Task: Your answer should be every line below that includes the word "title".

(Website and app data records)

[Start of section]

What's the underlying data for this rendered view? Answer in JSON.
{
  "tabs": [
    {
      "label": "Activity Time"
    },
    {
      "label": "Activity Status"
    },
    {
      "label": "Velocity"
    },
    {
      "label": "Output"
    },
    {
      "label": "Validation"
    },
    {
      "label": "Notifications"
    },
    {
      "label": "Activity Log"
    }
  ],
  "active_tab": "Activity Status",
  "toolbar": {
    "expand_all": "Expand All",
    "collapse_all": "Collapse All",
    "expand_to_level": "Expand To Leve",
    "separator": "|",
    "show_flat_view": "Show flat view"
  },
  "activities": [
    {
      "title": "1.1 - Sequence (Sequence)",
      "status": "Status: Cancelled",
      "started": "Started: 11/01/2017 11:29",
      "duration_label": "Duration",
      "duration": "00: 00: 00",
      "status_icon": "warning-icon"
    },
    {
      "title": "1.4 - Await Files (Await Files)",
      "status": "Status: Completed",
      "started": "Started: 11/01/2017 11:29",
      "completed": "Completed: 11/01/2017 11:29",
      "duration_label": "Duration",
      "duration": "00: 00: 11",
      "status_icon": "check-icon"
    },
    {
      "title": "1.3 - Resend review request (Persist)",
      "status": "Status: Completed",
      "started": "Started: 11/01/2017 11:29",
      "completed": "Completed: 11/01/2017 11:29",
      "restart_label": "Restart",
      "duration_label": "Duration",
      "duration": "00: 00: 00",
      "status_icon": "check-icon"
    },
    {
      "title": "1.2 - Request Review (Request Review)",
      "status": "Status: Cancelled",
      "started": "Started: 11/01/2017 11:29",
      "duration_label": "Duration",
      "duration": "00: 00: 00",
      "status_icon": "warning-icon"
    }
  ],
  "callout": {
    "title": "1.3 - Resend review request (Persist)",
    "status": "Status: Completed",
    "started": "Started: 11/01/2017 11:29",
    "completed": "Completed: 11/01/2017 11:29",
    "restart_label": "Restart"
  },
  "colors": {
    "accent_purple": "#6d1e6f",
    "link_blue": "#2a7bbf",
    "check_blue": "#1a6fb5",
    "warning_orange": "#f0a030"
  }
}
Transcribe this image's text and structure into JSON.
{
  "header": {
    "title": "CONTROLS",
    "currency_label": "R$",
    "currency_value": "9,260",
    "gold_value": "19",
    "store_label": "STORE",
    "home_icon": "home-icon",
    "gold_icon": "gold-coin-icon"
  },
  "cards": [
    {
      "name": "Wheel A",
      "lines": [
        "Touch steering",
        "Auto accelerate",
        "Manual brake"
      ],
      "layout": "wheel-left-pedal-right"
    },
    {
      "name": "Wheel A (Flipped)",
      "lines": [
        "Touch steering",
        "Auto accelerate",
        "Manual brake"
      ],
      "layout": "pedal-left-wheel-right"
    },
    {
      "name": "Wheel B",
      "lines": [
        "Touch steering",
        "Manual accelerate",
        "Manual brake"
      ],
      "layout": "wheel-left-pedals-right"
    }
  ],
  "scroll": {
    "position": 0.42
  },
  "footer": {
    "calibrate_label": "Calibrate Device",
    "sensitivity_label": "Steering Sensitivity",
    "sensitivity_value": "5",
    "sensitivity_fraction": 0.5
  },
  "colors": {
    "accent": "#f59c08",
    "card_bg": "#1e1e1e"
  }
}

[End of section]

Task result:
      "title": "1.1 - Sequence (Sequence)",
      "title": "1.4 - Await Files (Await Files)",
      "title": "1.3 - Resend review request (Persist)",
      "title": "1.2 - Request Review (Request Review)",
    "title": "1.3 - Resend review request (Persist)",
    "title": "CONTROLS",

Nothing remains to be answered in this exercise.